The SPLC is a fraud outfit who slanders conservative/heritage/Christian/non-liberal organizations as "hate groups." Basically, any organization that disagrees with liberal conventional wisdom or talking points, the SPLC labels a hate group, without any evidence aside from the SPLC's own extremist propaganda. ... [more]
The SPLC labels as "hate" anything that disagrees with leftist propaganda, and thus, the SPLC has exactly zero credibility. They're doing the same thing with the word "hate" that liberals have done in the past with words like "racist." You know, disagree with a lib, then you're a racist. Espouse conservative views, then you're a racist, and so on, until the word loses all meaning and people no longer take the issue seriously. The word "racist" is a perfect example. The race card has been played so many times that no one takes it seriously anymore - i.e., nothing is racist when everything is. "Hate" is now another liberal buzz word. Conservative speech is now, according to them, hate speech. Conservative groups are "hate" groups. Broadbrushing everything as hate, the way libs do, actually does a disservice to those who really are victims of actual hate groups, because lumping everything together and equating conservative groups with real hate groups only dilutes everything and makes it more difficult for people to take the issue seriously.

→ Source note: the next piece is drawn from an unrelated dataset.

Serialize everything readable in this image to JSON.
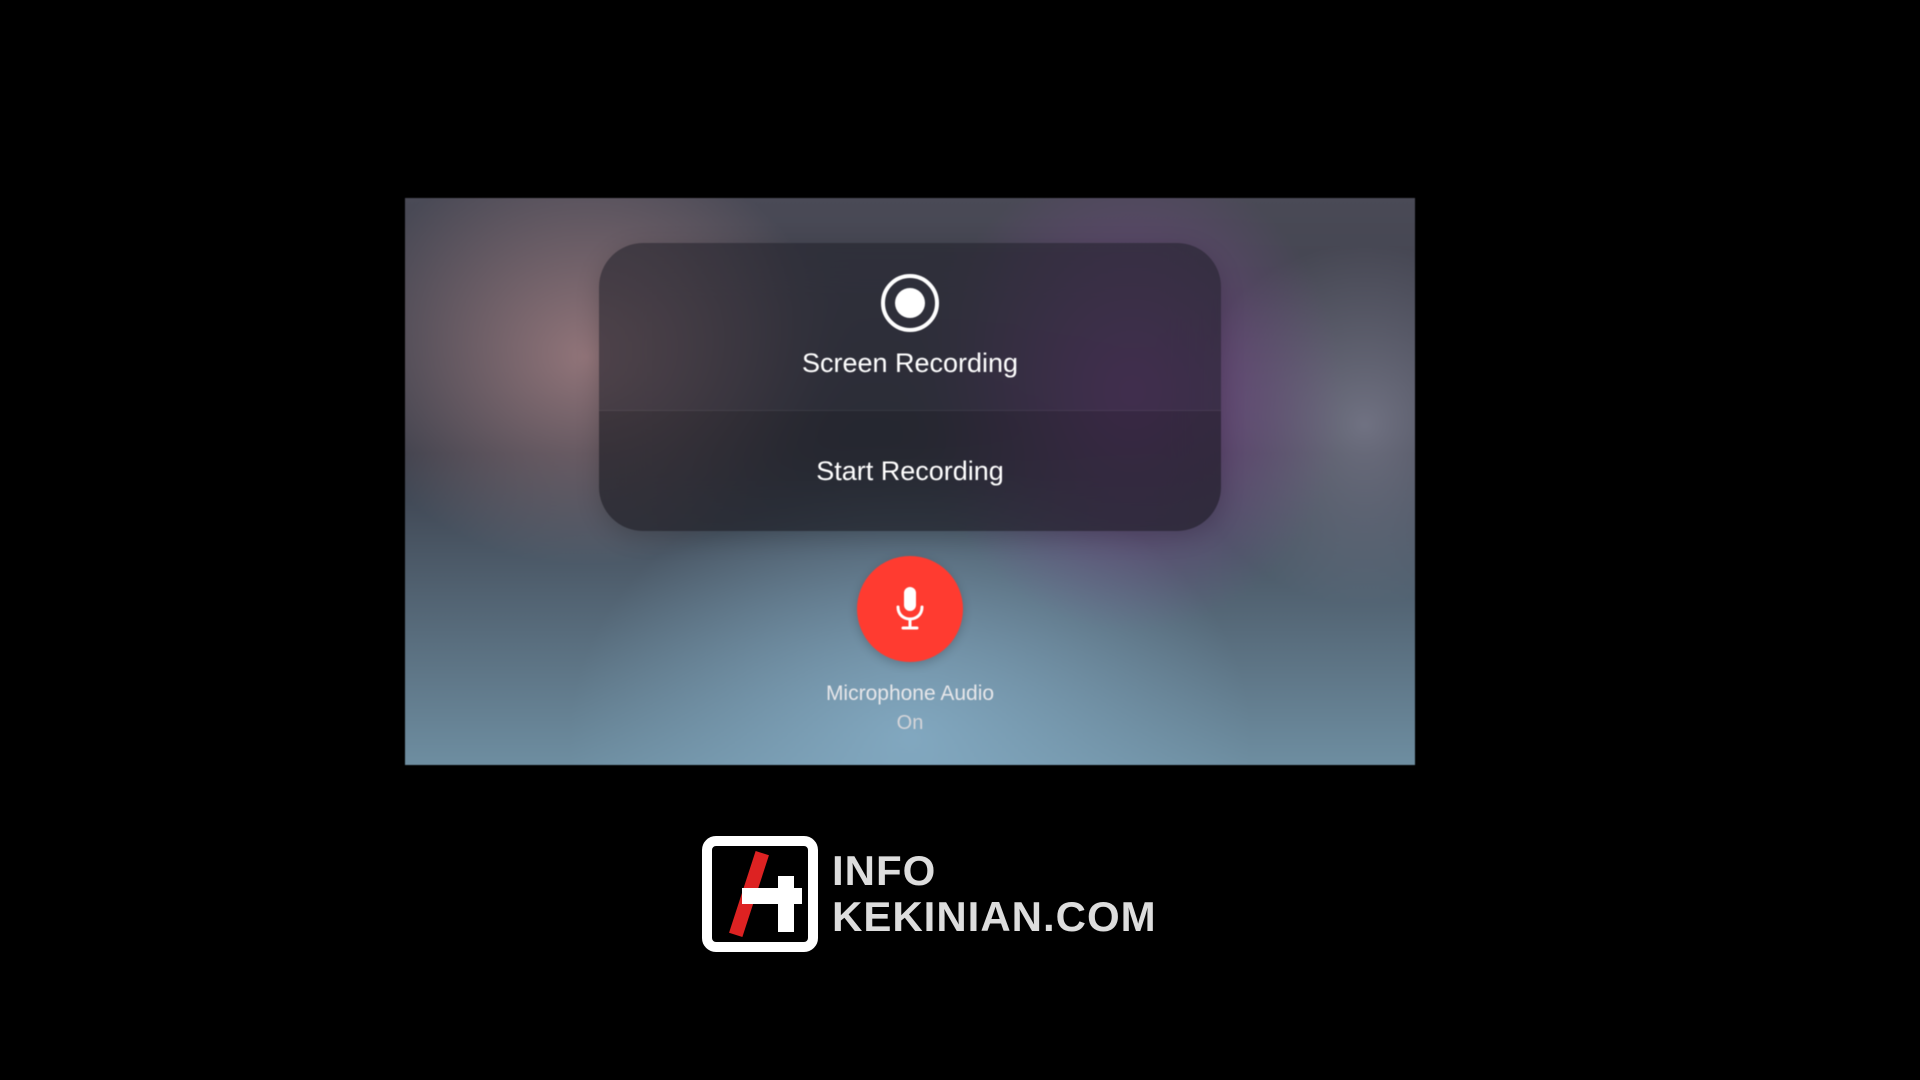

The SPLC is itself a left wing hate group.
Any decision against the S.P.L.C. is a good decision. They are much bigger hate-dealers than the Klan and anyone else ever was, and that is saying something. I have nothing for the Klan, they would just as soon kill me as look at me but the S.P.L.C. are real clowns who cash-in on misery, they employ hatred.
The purpose of the Southern Poverty Law Center is Orwellian. They shut down dissent by demonizing with rhetoric. They say disagreeing with liberalism is hate, when they are the actual purveyors of it. They could be renamed the "ministry of love", and begin daily sessions called "two minutes of hate".
And from the Louisville Courier-Journal:
aaron peltier wrote 1/15/2011 5:04:33 PM:
Congratulations to the Imperial Klan’s of America and to the then Imperial Wizard Ron Edwards. God I can’t believe this happened. What a major victory this is! It was a fight between David and Goliath and you defeated Goliath. You and the IKA where attacked by the Southern Poverty Law Firm and you had to completely legally defend yourself in civil court without any attorney.